I’m doubly lucky. I’ve got two signed copies of a Jimmy Greaves autobiography and each book is different. In both cases, Greaves thanks a co-writer so I have two semi-autobiographies. The names of these demi-semi-autobiographies are ‘A FUNNY THING HAPPENED ON MY WAY TO SPURS’ and ‘GREAVSIE’. It would be hard to miss that the titles have something in common. Every time Jimmy Greaves and his ghostly friends write an autobiography, they use block capitals FOR THE TITLES.
They also tell us something about changing times. Back in the days when the first book appeared (1962) readers could cope with allusion. It is a punning reference to the Stephen Sondheim musical A Funny Thing Happened on the Way to the Forum which opened on Broadway in May of that year. Strangely, the film version came out in 1966 and the England World Cup squad went to watch it prior to beating West Germany. A funny thing.
By 2003 our modern readership can just about cope with a one word title.

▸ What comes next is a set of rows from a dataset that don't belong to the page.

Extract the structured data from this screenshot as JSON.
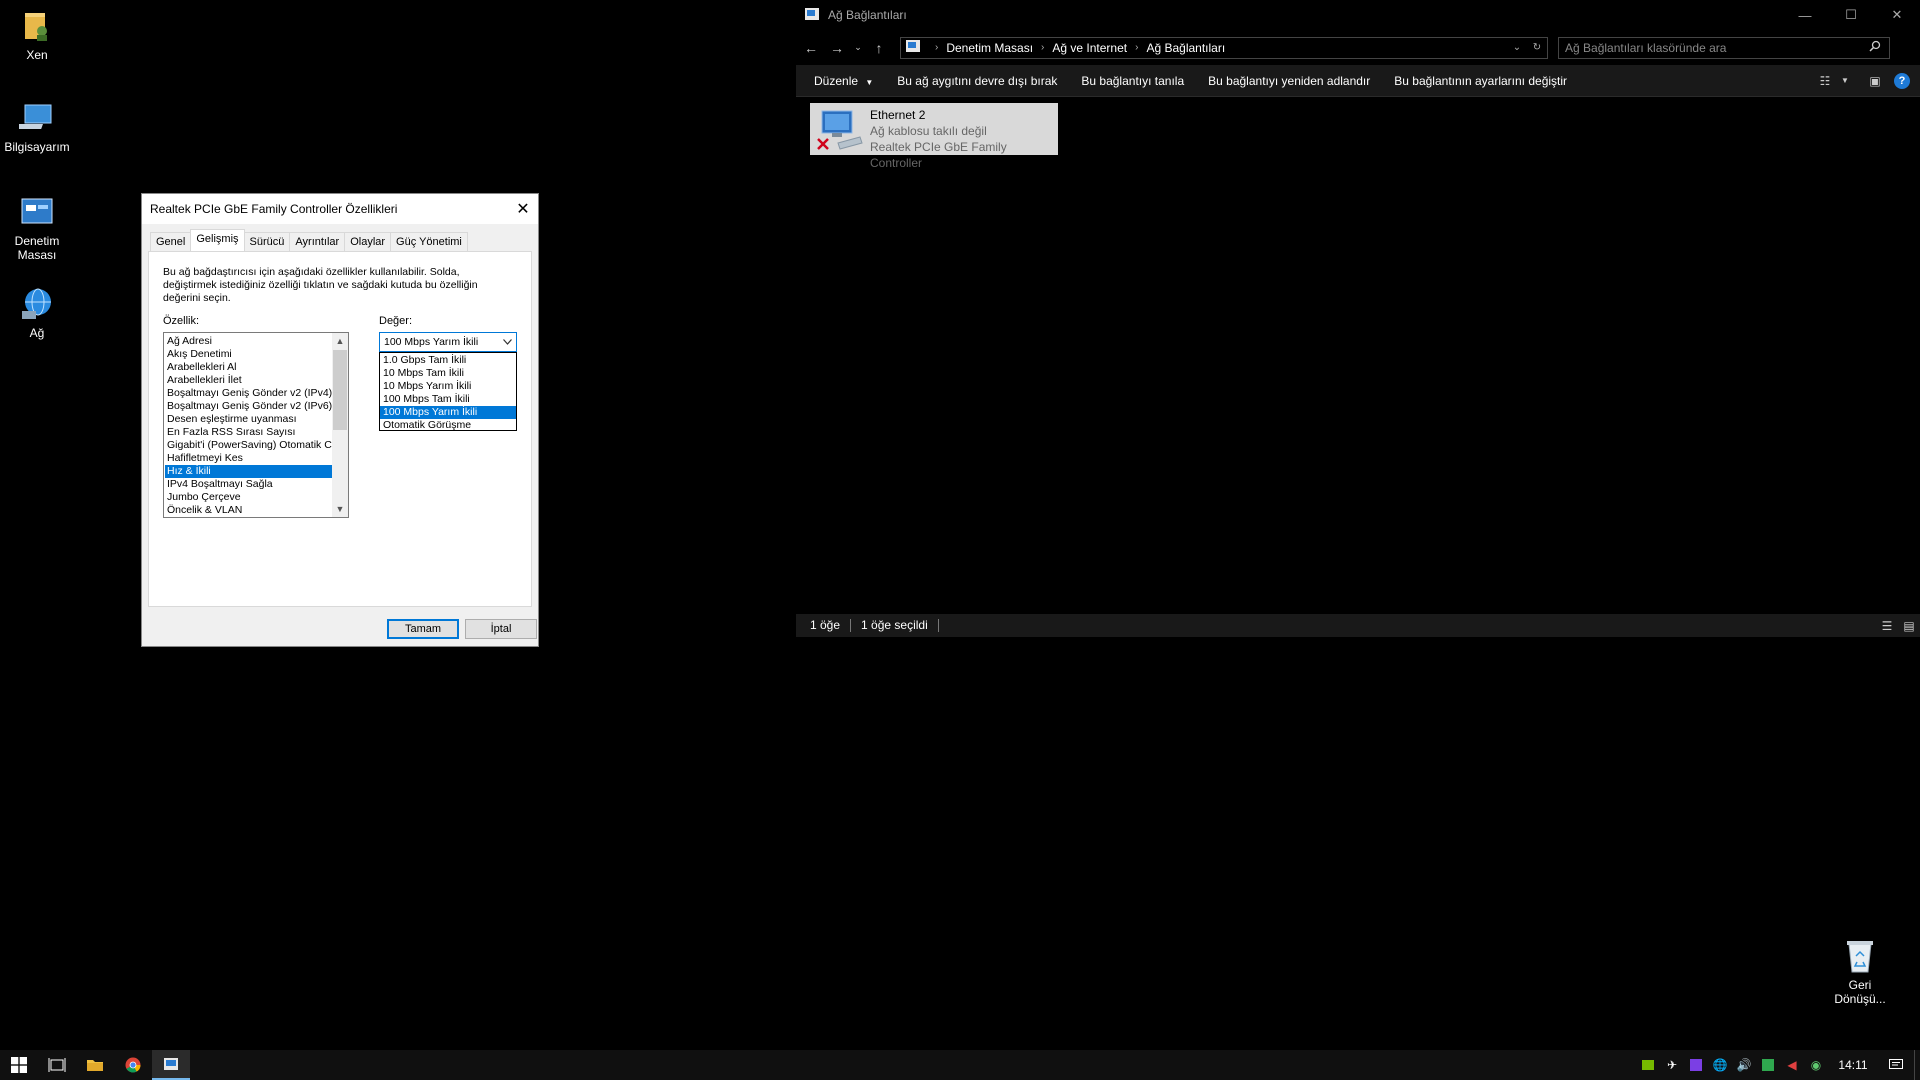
{
  "desktop": {
    "icons": [
      {
        "label": "Xen"
      },
      {
        "label": "Bilgisayarım"
      },
      {
        "label": "Denetim Masası"
      },
      {
        "label": "Ağ"
      }
    ],
    "recycle_bin": "Geri Dönüşü..."
  },
  "dialog": {
    "title": "Realtek PCIe GbE Family Controller Özellikleri",
    "tabs": [
      "Genel",
      "Gelişmiş",
      "Sürücü",
      "Ayrıntılar",
      "Olaylar",
      "Güç Yönetimi"
    ],
    "active_tab": "Gelişmiş",
    "description": "Bu ağ bağdaştırıcısı için aşağıdaki özellikler kullanılabilir. Solda, değiştirmek istediğiniz özelliği tıklatın ve sağdaki kutuda bu özelliğin değerini seçin.",
    "property_label": "Özellik:",
    "value_label": "Değer:",
    "properties": [
      "Ağ Adresi",
      "Akış Denetimi",
      "Arabellekleri Al",
      "Arabellekleri İlet",
      "Boşaltmayı Geniş Gönder v2 (IPv4)",
      "Boşaltmayı Geniş Gönder v2 (IPv6)",
      "Desen eşleştirme uyanması",
      "En Fazla RSS Sırası Sayısı",
      "Gigabit'i (PowerSaving) Otomatik C",
      "Hafifletmeyi Kes",
      "Hız & İkili",
      "IPv4 Boşaltmayı Sağla",
      "Jumbo Çerçeve",
      "Öncelik & VLAN"
    ],
    "selected_property": "Hız & İkili",
    "value_current": "100 Mbps Yarım İkili",
    "value_options": [
      "1.0 Gbps Tam İkili",
      "10 Mbps Tam İkili",
      "10 Mbps Yarım İkili",
      "100 Mbps Tam İkili",
      "100 Mbps Yarım İkili",
      "Otomatik Görüşme"
    ],
    "ok_label": "Tamam",
    "cancel_label": "İptal"
  },
  "explorer": {
    "title": "Ağ Bağlantıları",
    "breadcrumb": [
      "Denetim Masası",
      "Ağ ve Internet",
      "Ağ Bağlantıları"
    ],
    "search_placeholder": "Ağ Bağlantıları klasöründe ara",
    "commands": [
      "Düzenle",
      "Bu ağ aygıtını devre dışı bırak",
      "Bu bağlantıyı tanıla",
      "Bu bağlantıyı yeniden adlandır",
      "Bu bağlantının ayarlarını değiştir"
    ],
    "connection": {
      "name": "Ethernet 2",
      "status": "Ağ kablosu takılı değil",
      "device": "Realtek PCIe GbE Family Controller"
    },
    "status_items": "1 öğe",
    "status_selected": "1 öğe seçildi"
  },
  "taskbar": {
    "clock": "14:11"
  },
  "colors": {
    "accent": "#0078d7",
    "desktop": "#000000"
  }
}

There is sadness, too, in the overly familiar moniker ‘Greavsie’, the persona adopted by the reformed alcoholic Greaves as part of a once-popular TV double act ‘Saint and Greavsie’. This offered him a form of earthly salvation, under the tutelage of a grinning St John, when he had reinvented himself as a pundit, years after his glittering soccer career had ended.
It is only fair to point out here that Jimmy Greaves was the finest goal-scorer this writer has ever seen, a kind of Raul-plus, and Raul was fantastic at his best. JG was the coolest of finishers with the ability to scoot past very good defenders before simply slipping the ball into the back of the net and there was nothing they could do to stop him. I had a friend at university who was a Spurs fan. Whenever we met, if I so much as mentioned his hero, he would fly away in a mental rapture and it would be several minutes before he landed back on earth.
The problem with the first book is that it was brought out when he was 22, timed to cash in on his escape from the unhappy stint playing for Milan, a return of 9 goals in 12 games clearly reflecting his talent but in those days, abroad was abroad, cultures were very different and the cockney cocksparrer didn’t fit in. So, back to London with a big money transfer. He had scored 124 goals in 157 games for Chelsea before his unhappy Italian sojourn and was welcomed home by Double winners, Spurs. What a talent! But how do you write about your own genius since it all comes so naturally? And yet it turned out that there was much more to him than either he or the wider world could cope with back then. He gave in to the Dark Side, Luke. Poor old Greaves. The story has grown into legend that Ramsey’s preference for Geoff Hurst in the World Cup Final drove him over the edge. How different it all might have been if substitutes were allowed back in ’66.
The second book gets round this genius-thing pretty well by dealing, fairly honestly, with his colossal fall from grace into an alcoholic nightmare world. It deals with other things, too, including the almost obligatory ‘state of the game today’ section and it deliberately does not try to leave the reader green with envy. Who would want to end up like him throwing it all away? He might have scored 220 goals in 321 appearances for Spurs plus sundry other league goals and 44 in 57 games for England but we read about a failed man who has had the good fortune, family support and the strength of character to do something about it.
Both books are basically honest, team efforts about a supremely talented individual. The first one pretends to be just looking back but is clearly suggesting it is only the thrilling first half. The second book spends 300 pages dealing with the first 30 years and 80 dealing with the next 30. That gives some clue as to which part of his life he was most pleased to look back on.
I suppose I would have liked to read just one Jimmy Greaves autobiography, possibly even written by himself, when he was 44 and looking back on a hugely successful career, a lorra laughs and maybe a few tears along the way. You flick through the two sections of photographs – and who doesn’t look at the photos before embarking on the reading bit? As you do so, you have a growing feeling of trepidation that, after the glorious pics of Jim foxing yet another defence, there will be the ‘loser Jim’ to face, and there is. Thankfully, you are then given the blessing of a family shot of doting grandparents and six of his ten grandchildren, all bright as buttons.
Whilst I suppose each ghost-writer did his bit, forty years apart, what intrigues me most is what the young Jim and the older Greavsie might say to each other if, time warps permitting, they could meet face to face?
Buy: A funny thing happened on my way to Spurs